Missing Pictures Episode 2: Tsai-Ming Liang, the Seven-Story Building, Clément Deneux, Kuan-Yuan LAI. France, Taiwan, United Kingdom, Luxembourg, South Korea
Almost every filmmaker has had an experience of “the one that got away”: a film that didn’t get made, whether because of a lack of money, a troublesome star, or disasters on the set. The VR series Missing Pictures offers famous directors the opportunity to bring a lost project back to life in an animated virtual world. In the first edition, which was part of last year’s IDFA DocLab, Abel Ferrara (Bad Lieutenant) transported us into his dystopian vision of 1980s New York.
This second episode, about Tsai Ming-liang, the Taiwanese maestro of slow cinema, contrasts starkly with the first, in both atmosphere and style. As Tsai explains right at the start, he doesn’t have a “missing picture,” but what he does have are childhood memories that would be impossible for him to film. He talks about how he grew up with his grandparents, who took him out to see two films every evening. So instead of this being a making-of of an unmade film, Tsai gives us a making-of of his entire film career.

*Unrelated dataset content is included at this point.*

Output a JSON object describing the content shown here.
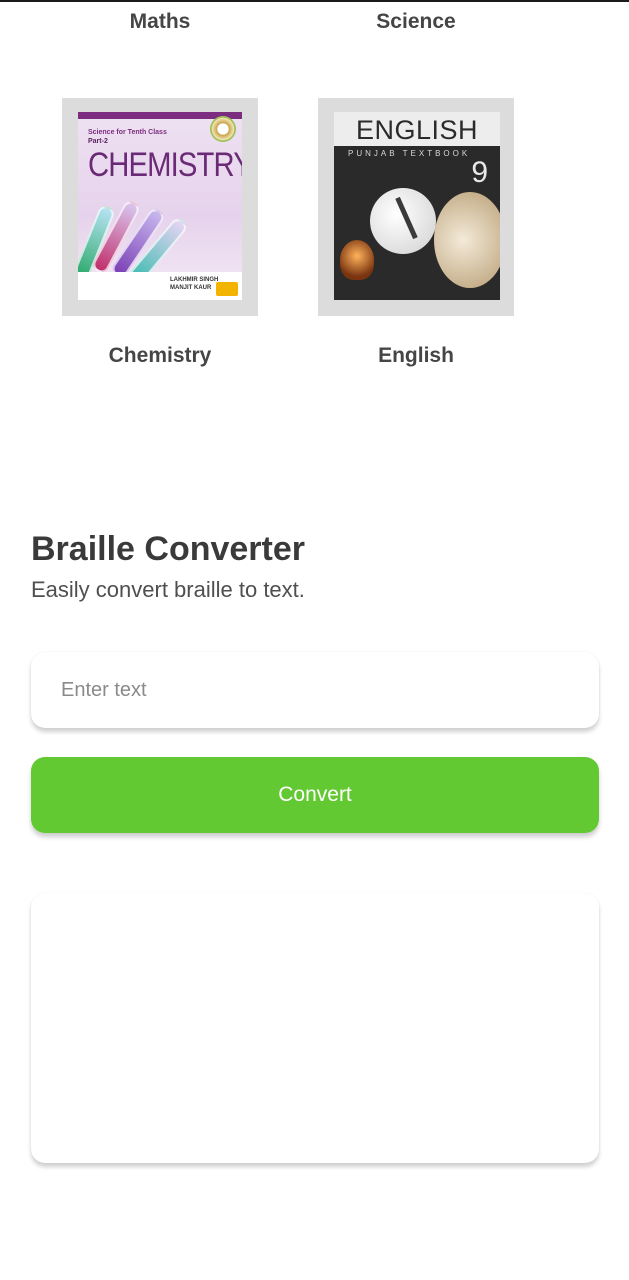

Past Experience Must-See:
Notes on Blindness, Arnaud Colinart, Amaury La Burthe, Peter Middleton, James Spinney, France, England
In 1983, author, teacher and theologian John Hull (1935-2015) went blind after years of declining vision. He kept an audio diary during this drastic period of his life. In the course of three years, he recorded more than 16 hours of material documenting his journey into a world beyond sight — a testimony to loss, rebirth and renewal, in which he explores the deepest recesses of the inner world of being blind. This diary was previously published in book form under the title Touching the Rock. It’s now a multimedia project consisting of a short film, a documentary and this virtual reality experience. The award-winning project allows us to “see” how we can experience the world without images, emotionally and cognitively, in a marvelous way. Each of the six chapters focuses on one of Hull’s specific memories or experiences: from a day in the park to a liberating storm, making use of game technology, animation and sound design.
– Lauren Wissot